By Gary Luster
Gardena Soo Bahk Do continues to produce martial artists as the local Soo Bahk Do studio had two more students test for advancement, this time to First Degree Black Belt.
Connor Schwanz, 14, and his brother Jonathan Schwanz, 16, both tested for their first degree black belts on Oct. 14.
Soo Bahk Do Master Larry Drehs said that the Schwanz brothers were homeschooled and trained in Soo Bahk Do with recent promotees Tristan and Tarrence Bryant.
Drehs said that both boys had to undergo a rigorous training schedule before being allowed to test.
“Soo Bahk Do requires that they train consistently the last six weeks before the test so six weeks prior,” Drehs said. “They need to train five days a week and in order to do that they train four days in Gardena and one day at Lomita.”
Drehs said that Soo Bahk Do was of great benefit to the Schwanz brothers, who both started training at age 7, as it gave them an outlet that they weren’t receiving since they were not attending a traditional school with playgrounds and regular recess breaks.
“They started training with the Bryant family,” Drehs said. “They were homeschooled with the Bryant boys and because the Schwanz boys were homeschooled, they needed some kind of physical activity.”
One challenge that the Schwanz brothers faced was the onset of the pandemic which shut down most indoor areas for the past two years. During the two years of COVID, the boys found it difficult to train properly and to the extent that they needed for the test. Fortunately, Drehs was there to help them.
“It was a challenge because we had the Bryant family which we were focused on first so both the Bryants and the Schwanzs trained with me on Saturdays outside at the park because the facility was closed and they couldn’t get enough training time in.”
The outside training paid off as both students achieved First Degree Black Belt status. Per the regulations of Soo Bahk Do, both students will remain at this rank for the next two years, assuming that they maintain their current level of training and expertise.
After two years, they will then be allowed to test for their Second Degree Black Belt.
“They have always been active all these years, for seven years they’ve been active but in order to test for a black belt, the training time and the commitment is multiplied by five,” Drehs said. “It just takes a lot of training time, a lot of discipline and also they’re required to do all their essays and all required paperwork several months before the test.

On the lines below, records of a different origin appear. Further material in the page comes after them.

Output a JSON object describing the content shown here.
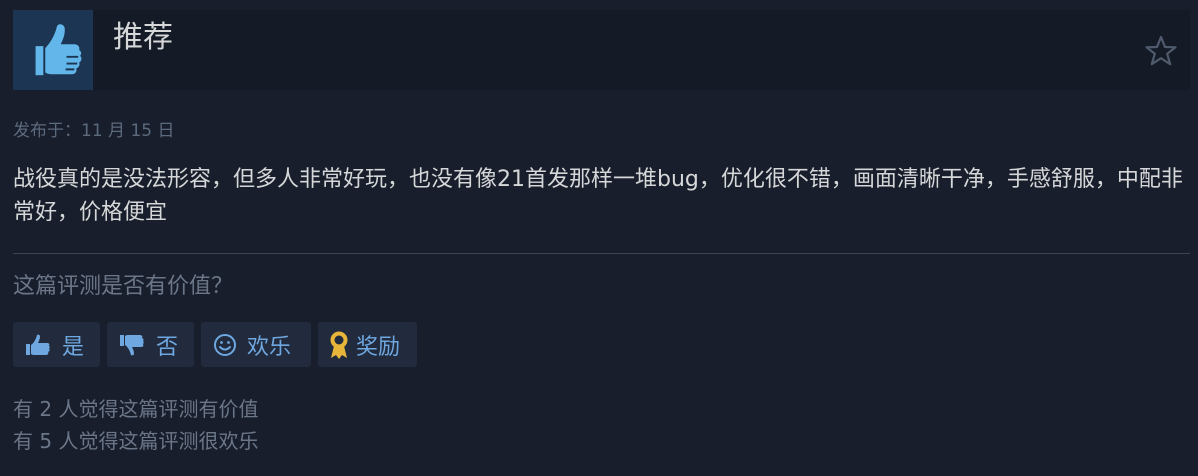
{
  "review": {
    "recommendation": "推荐",
    "posted": "发布于：11 月 15 日",
    "text": "战役真的是没法形容，但多人非常好玩，也没有像21首发那样一堆bug，优化很不错，画面清晰干净，手感舒服，中配非常好，价格便宜"
  },
  "feedback": {
    "question": "这篇评测是否有价值？",
    "buttons": {
      "yes": "是",
      "no": "否",
      "funny": "欢乐",
      "award": "奖励"
    },
    "helpful_count": "有 2 人觉得这篇评测有价值",
    "funny_count": "有 5 人觉得这篇评测很欢乐"
  },
  "icons": {
    "recommend": "thumbs-up-icon",
    "favorite": "star-icon",
    "yes": "thumbs-up-icon",
    "no": "thumbs-down-icon",
    "funny": "smiley-icon",
    "award": "award-ribbon-icon"
  },
  "colors": {
    "background": "#181e2b",
    "header_bg": "#141a26",
    "thumb_bg": "#1b3552",
    "thumb_icon": "#63b6e9",
    "button_bg": "#212b3d",
    "button_text": "#6fa7e0",
    "award_gold": "#e8b53a",
    "primary_text": "#d6d7d8",
    "muted_text": "#6b7789"
  }
}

They have been extremely proactive and very dedicated. Both have even been helping assist Soo Bahk Do instructors.”
As part of the promotion process, both Connor and Jonathan were required to submit written essays telling what Soo Bahk Do means to them.
Connor’s essay emphasized the commitment required for success in his chosen martial art:
In his essay, Connor said: “When I started Soo Bahk Do, it was for exercise, self-defense, and something to do for an hour. Now, taking my Cho Dan test, I see how it evolved from a Physical Education class into a commitment to the art. This commitment gave me key values for life. It gave me the ability to commit to something and to still do it even when I don’t want to. Being in Soo Bahk also showed me the importance of discipline, and how to follow instructions. It has helped me shape my body to be healthy. Lastly, it gave me the value of staying faithful to friends and instructors, no matter how hard times get.”
In his essay, Jonathan talked about how the constant training regimen helped him:
“This constant training has helped me hone my concentration and endurance. Needless to say, that is helpful not only in training but in life as well. Yes, I have gained aerobic endurance and physical endurance, but also the ability to endure through hard times to get to better ones. This ability to concentrate on a greater goal allows me to push through to the finish line. I can make myself go farther than I think and work harder than I know because of Soo Bahk Do.”
Soo Bahk Do, which is one of the traditional Korean martial arts, dates back 2000 years to ancient Korea. Its modern history begins in 1945 when Kwan Jin Nim (Grandmaster) Hwang Kee founded his first school under the name of Moo Duk Kwan.
Gardena Soo Bahk Do has been serving the Gardena com- munity since 1981. Soo Bahk Do emphasizes the philosophy to prevent conflict, both external andinternal, concentrating on anti-bullying and incorporating discipline and respect for one-self and others.
Gardena Soo Bahk Do has a strong focus on their five Moo Do Values. These values are considered the backbone in promoting Founder Hwang Kee’s ‘President’s Vision’ of improving human relations first through individual connections then to a broader view of national connections.
The values coexist with each other and each element itself strengthens the meaning and relationship with the other four.
The five Moo Do Values are: History, Tradition, Philosophy, Discipline/Respect and Technique.
Training at Gardena Soo Bahk Do not only prepares you to defend yourself, but also promotes self-confidence, which in turn improves the ability to perform in stressful situations.
For more information on Gardena Soo Bahk Do, or how to sign up for classes, visit their website at https://gardenasoobahkdo.com.